  1. Oh I am just loving this! When we were going through a challenging part of the adoption of our youngest, an acquaintance mentioned to me that had asked all of the "good Christians" she knew to pray for our family. Then she added that I wouldn't want her praying for me because she was just not a good enough Christian yet. I was horrified that someone (likely someone with some sort of "moral authority" - whatever that is) had left this woman feeling this way. Here's a woman who I hardly knew who was thoughtful enough to ask her friends to pray for me and yet she didn't think of herself as good enough.

    And you are spot-on about the reasons that many atheists seem so bitter toward the concept of Christianity. It is not really Christ they want to distance themselves from, it is Christians! Some of my favorite people are atheists. In fact, the kindest, most caring, most generous person I know - my mom - is an atheist. And do you know what? She doesn't consider me a "real" Christian. Not because of my values or a perceived shallowness of my faith - but because her experience with people who are "real" Christians has taught her that they are hateful. It is shameful, really. While I cannot comment on any other person's faith or the depth of their relationship with Christ, I am certainly capable of recognizing behavior that is not in line with Christ's teachings (except not always in myself - sometimes I need help recognizing that :) ). And so can people who are not Bible readers. People who have never read a page of the Bible can tell you that we are supposed to love our neighbors and that we are not to judge others. People who read the Bible A LOT often speak of power, exclusivity, damnation, and righteousness (though it is often self-righteousness that they are speaking of). There is a major disconnect here somewhere.

    Your writing is beautiful and eloquent as always!

  2. I am with you on this.
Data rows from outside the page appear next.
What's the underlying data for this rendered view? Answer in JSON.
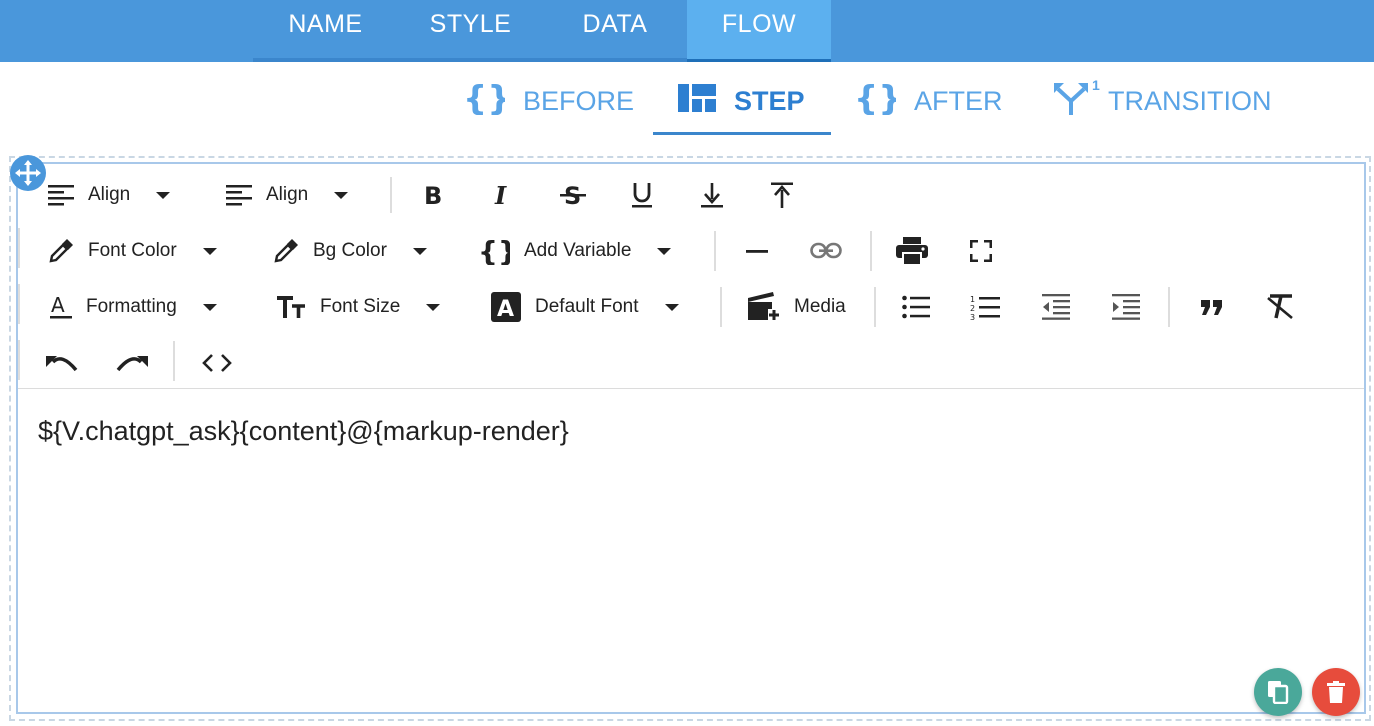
{
  "top_tabs": [
    {
      "label": "NAME"
    },
    {
      "label": "STYLE"
    },
    {
      "label": "DATA"
    },
    {
      "label": "FLOW"
    }
  ],
  "active_top_tab": "FLOW",
  "sub_tabs": [
    {
      "label": "BEFORE",
      "icon": "braces-icon"
    },
    {
      "label": "STEP",
      "icon": "layout-icon"
    },
    {
      "label": "AFTER",
      "icon": "braces-icon"
    },
    {
      "label": "TRANSITION",
      "icon": "fork-icon",
      "badge": "1"
    }
  ],
  "active_sub_tab": "STEP",
  "toolbar": {
    "align1": "Align",
    "align2": "Align",
    "font_color": "Font Color",
    "bg_color": "Bg Color",
    "add_variable": "Add Variable",
    "formatting": "Formatting",
    "font_size": "Font Size",
    "default_font": "Default Font",
    "media": "Media"
  },
  "editor": {
    "content": "${V.chatgpt_ask}{content}@{markup-render}"
  },
  "colors": {
    "primary": "#4a97db",
    "active_tab": "#5cb0ef",
    "copy_button": "#4aa89a",
    "delete_button": "#e74c3c"
  }
}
I am enjoyed the series you wrote

    I think the scriptures are there to reveal His Son to us (taken as a whole-not deciphering a specific verse for consensus). His Son lives today...His actual Body is The Bride (US), which are the hands and feet that are scattered all over the globe as you put it.

    When everyone comes together (wherever you are) and loves and encourages each other (lives in community together), that is the Allness of God that is seen by others, and that is a powerful thing (much larger and more complex than we could ever imagine). Want to see God.. let US a His Bride love each other.. He will be seen!